    Make that a 12 year old kid can steal a Chrysler product in less than 20 seconds. The reason why I no longer have a Chrysler product.

  • avatar
    dswilly

    Crap, nobody wants what I drive…….

  • avatar
    Toy Maker

    I think 70 Chevelle SS454 is on to something here..

    ” 1. They are very common in rental fleets, which have obscene theft rates,… ”

    In where I live, if you rent a car for the weekend you can pay $15 for a no-penalty insurance in case your car got in an accident or gets stolen. You do not have to repay the rental company anything to replace / fix up the car. AND you can still rent with them again in the future (well, that’s what they say).

    I actually asked him “so if I got into a car accident and only the steering wheel is left, I can just bring the steering wheel to on Monday with no extra fee / penalty whatsoever?”

    “Yup.”

    And of cousre, all the have in their rentals are chryslers and a couple chevy pickups.

  • avatar
    Jaywalker

    “…Shockingly, incredibly, dumbfoundingly, the Sebring was number ten…”

    It’s not so shocking, incredible, or dumbfounding at all. Consider what cars buyers have bought that are (1) most regretted, (2) most upsidedown, and (3) least able to sell. Then consider how how easy it is to accidentally drop a spare ignition key next to the car at the mall. If you assume virtually all of the buyers regret, can’t afford, and can’t sell, the marvel is how few of the cars walked away from their owners.
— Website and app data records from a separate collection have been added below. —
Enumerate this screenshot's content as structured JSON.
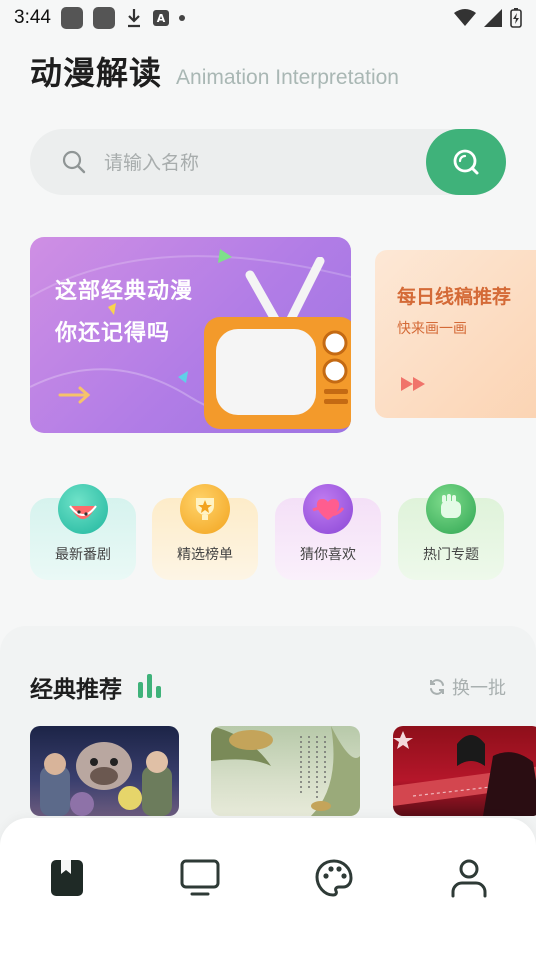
{
  "status_bar": {
    "time": "3:44",
    "letter_icon": "A"
  },
  "header": {
    "title": "动漫解读",
    "subtitle": "Animation Interpretation"
  },
  "search": {
    "placeholder": "请输入名称"
  },
  "banners": [
    {
      "line1": "这部经典动漫",
      "line2": "你还记得吗"
    },
    {
      "title": "每日线稿推荐",
      "subtitle": "快来画一画"
    }
  ],
  "categories": [
    {
      "label": "最新番剧",
      "icon": "watermelon-icon"
    },
    {
      "label": "精选榜单",
      "icon": "trophy-icon"
    },
    {
      "label": "猜你喜欢",
      "icon": "heart-icon"
    },
    {
      "label": "热门专题",
      "icon": "fist-icon"
    }
  ],
  "classic": {
    "title": "经典推荐",
    "refresh_label": "换一批"
  },
  "tabs": [
    {
      "name": "book-icon",
      "active": true
    },
    {
      "name": "tv-icon",
      "active": false
    },
    {
      "name": "palette-icon",
      "active": false
    },
    {
      "name": "profile-icon",
      "active": false
    }
  ],
  "colors": {
    "accent": "#3fb27a",
    "banner_purple": "#b27de6",
    "banner_orange": "#fbd3b2"
  }
}
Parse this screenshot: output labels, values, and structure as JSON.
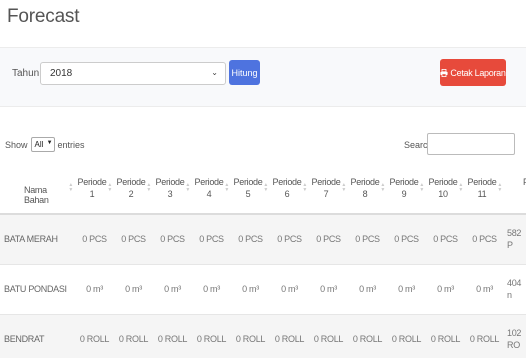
{
  "page": {
    "title": "Forecast"
  },
  "filter": {
    "year_label": "Tahun",
    "year_value": "2018",
    "hitung_label": "Hitung",
    "print_label": "Cetak Laporan"
  },
  "table_controls": {
    "show_label": "Show",
    "entries_value": "All",
    "entries_label": "entries",
    "search_label": "Search:"
  },
  "table": {
    "header_name": "Nama Bahan",
    "periods": [
      [
        "Periode",
        "1"
      ],
      [
        "Periode",
        "2"
      ],
      [
        "Periode",
        "3"
      ],
      [
        "Periode",
        "4"
      ],
      [
        "Periode",
        "5"
      ],
      [
        "Periode",
        "6"
      ],
      [
        "Periode",
        "7"
      ],
      [
        "Periode",
        "8"
      ],
      [
        "Periode",
        "9"
      ],
      [
        "Periode",
        "10"
      ],
      [
        "Periode",
        "11"
      ],
      [
        "Per",
        "1"
      ]
    ],
    "rows": [
      {
        "name": "BATA MERAH",
        "unit_value": "0 PCS",
        "last": [
          "582",
          "P"
        ]
      },
      {
        "name": "BATU PONDASI",
        "unit_value": "0 m³",
        "last": [
          "404",
          "n"
        ]
      },
      {
        "name": "BENDRAT",
        "unit_value": "0 ROLL",
        "last": [
          "102",
          "RO"
        ]
      }
    ]
  }
}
Think about the disappointment of thousands of car key losers who return to find their cars still there!

  • avatar
    Lokkii

    Here’s where statistics get interesting:

    You have to look all the way down to #44 to find a Toyota: the lowly Corolla. It clocks in at 2.1058 thefts per thousand Corollas.

    Yes but the raw numbers show that 740 Corollas were stolen.

    In contrast, only 715 Chrysler 300′s (ranked #5) were stolen.

    So you could say that more Corollas were stolen than Chrysler 300′s last year and that would be a true statement.

    The difference lies in the number that were sold, of course, but I think you’d have to look at statistics from one area for both cars to draw any meaningful conclusions.

  • avatar
    JMII

    So this is number of thefts in 2007 of cars built in 2007? If so that explains why the Acura Integra is not on the list… its always near the top of any list I’ve seen published. 3 words: Civic Engine Swap.

  • avatar
    IronEagle

    How could this could happen on new Chryslers? They almost all have fuel shut off anti-start without the key now. At least most of the RAms and Chargers/300s do.


Back to TopLeave a Reply

You must be logged in to post a comment.

Subscribe without commenting

Recent Comments

New Car Research

Get a Free Dealer Quote

Staff

  • Authors

  • Brendan McAleer, Canada
  • Marcelo De Vasconcellos, Brazil
  • Matthias Gasnier, Australia
  • W. Christian 'Mental' Ward, Abu Dhabi
  • Mark Stevenson, Canada
  • Faisal Ali Khan, India